Samuel Zeller‘s series ‘Botanical’ – soft, blurry impressions of exotic plants seen through the translucent glass of greenhouses throughout Europe, with a bit of inspiration from Claude Monet, August Renoir and Gustave Caillebotte. By capturing a refracted reality, these images reveal the painterly beauty and a rare serenity of such hidden gardens found in the heart of each city.
“I’ve always enjoyed going to museums, and I developed an attraction for painting, specifically Impressionist ones. In my personal and mostly abstract work I aim to give something for the viewer to interpret without giving away the subject instantly. I’d like to inspire people to love art more, to visit museums, to admire painters, artists and most importantly to dream more. Photography for me isn’t just about capturing reality, it’s also about giving the viewer a bit of a recipe to help them see the world differently.” (Rucksack Magazine)
Steve Harries personal project ‘Studio Botanical‘ – a modern interpretation of vintage botanical encyclopedia with a deeper insight into the studio photographic process.
“Traditional botanical journals were an obvious inspiration, and it’s hard to not find yourself simply recording the delicate beauty of a flower. However, it was important that the series should be a modern interpretation – a book which does more to inform of the photographic process in the studio than the botanical one in the field.”
With commercial advertising around every corner, it is easy to view everything in a passive way. Inspired by the botanical illustrations of Pierre-Joseph Redouté, Kenji Toma started a series of flowers showing their ‘unreal’ beauty as a revival of the concept of the botanical encyclopedia from the 19th century.
Exploring the quietly menacing effect, unremarkable plants as storytelling elements were collected and staged against the backdrop of common urban environments.
“By manipulating the optical and staging properties of photography with an analogue machine that I have constructed, I have produced these studio based images in camera rather using Photoshop compositing. They rely exclusively on the singular perspective of the camera to render their mechanics invisible.”

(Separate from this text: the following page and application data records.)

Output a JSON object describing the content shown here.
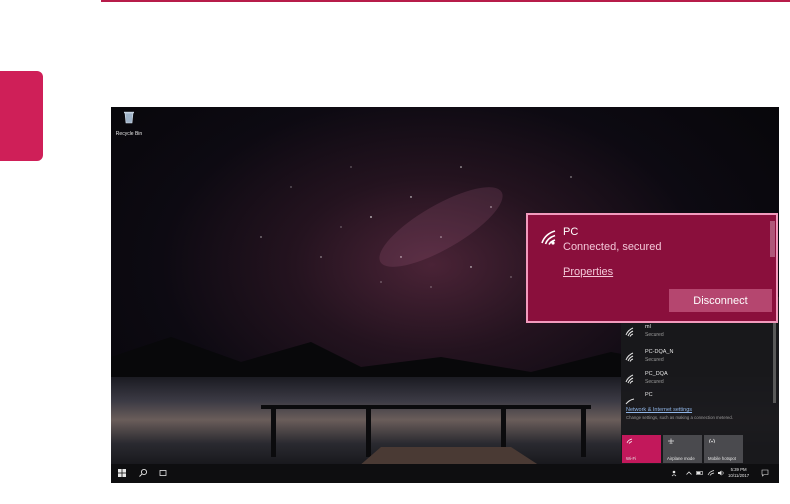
{
  "desktop": {
    "icons": [
      {
        "label": "Recycle Bin",
        "icon": "recycle-bin-icon"
      }
    ]
  },
  "flyout": {
    "networks": [
      {
        "name": "ml",
        "status": "Secured",
        "icon": "wifi-icon"
      },
      {
        "name": "PC-DQA_N",
        "status": "Secured",
        "icon": "wifi-icon"
      },
      {
        "name": "PC_DQA",
        "status": "Secured",
        "icon": "wifi-icon"
      },
      {
        "name": "PC",
        "status": "",
        "icon": "wifi-icon"
      }
    ],
    "settings_link": "Network & Internet settings",
    "settings_desc": "Change settings, such as making a connection metered.",
    "tiles": [
      {
        "label": "Wi-Fi",
        "icon": "wifi-icon",
        "active": true
      },
      {
        "label": "Airplane mode",
        "icon": "airplane-icon",
        "active": false
      },
      {
        "label": "Mobile hotspot",
        "icon": "hotspot-icon",
        "active": false
      }
    ]
  },
  "connected_network": {
    "name": "PC",
    "status": "Connected, secured",
    "properties_label": "Properties",
    "disconnect_label": "Disconnect"
  },
  "taskbar": {
    "time": "5:39 PM",
    "date": "10/11/2017"
  },
  "colors": {
    "accent": "#cf1f58",
    "highlight_panel": "#8a0f3c",
    "highlight_border": "#f29abd",
    "active_tile": "#c2185b"
  }
}
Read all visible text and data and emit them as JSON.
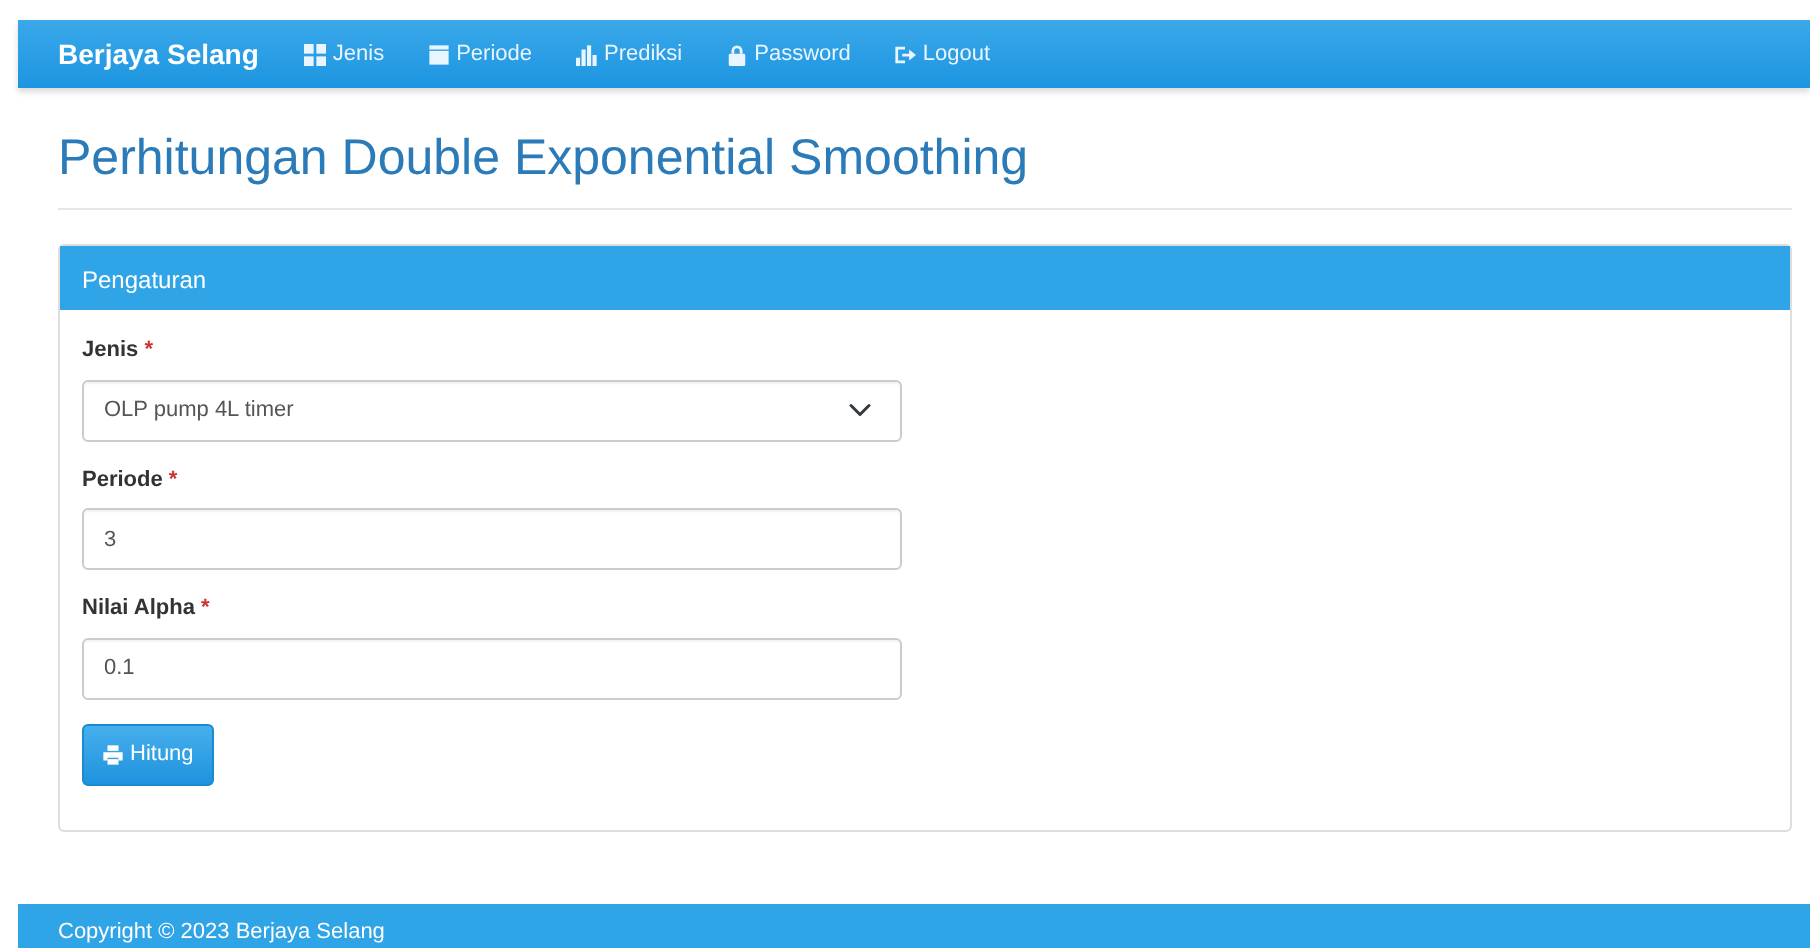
{
  "navbar": {
    "brand": "Berjaya Selang",
    "items": [
      {
        "label": "Jenis"
      },
      {
        "label": "Periode"
      },
      {
        "label": "Prediksi"
      },
      {
        "label": "Password"
      },
      {
        "label": "Logout"
      }
    ]
  },
  "title": "Perhitungan Double Exponential Smoothing",
  "panel": {
    "heading": "Pengaturan",
    "fields": [
      {
        "kind": "select",
        "label": "Jenis",
        "required_mark": "*",
        "value": "OLP pump 4L timer"
      },
      {
        "kind": "input",
        "label": "Periode",
        "required_mark": "*",
        "value": "3"
      },
      {
        "kind": "input",
        "label": "Nilai Alpha",
        "required_mark": "*",
        "value": "0.1"
      }
    ],
    "button": {
      "label": "Hitung"
    }
  },
  "footer": "Copyright © 2023 Berjaya Selang"
}
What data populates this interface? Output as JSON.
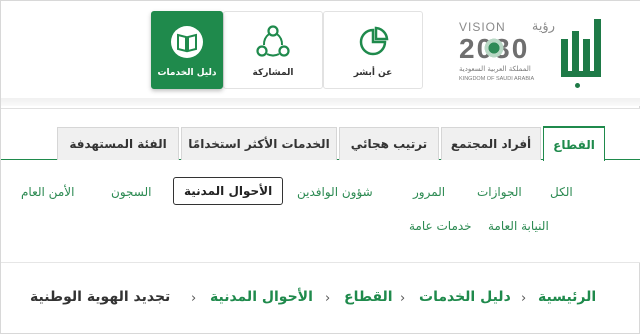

Daniel Shipp – Botanical Inquiry
Watch this short video to get an idea about the process of making ‘Botanical Inquiry’ series.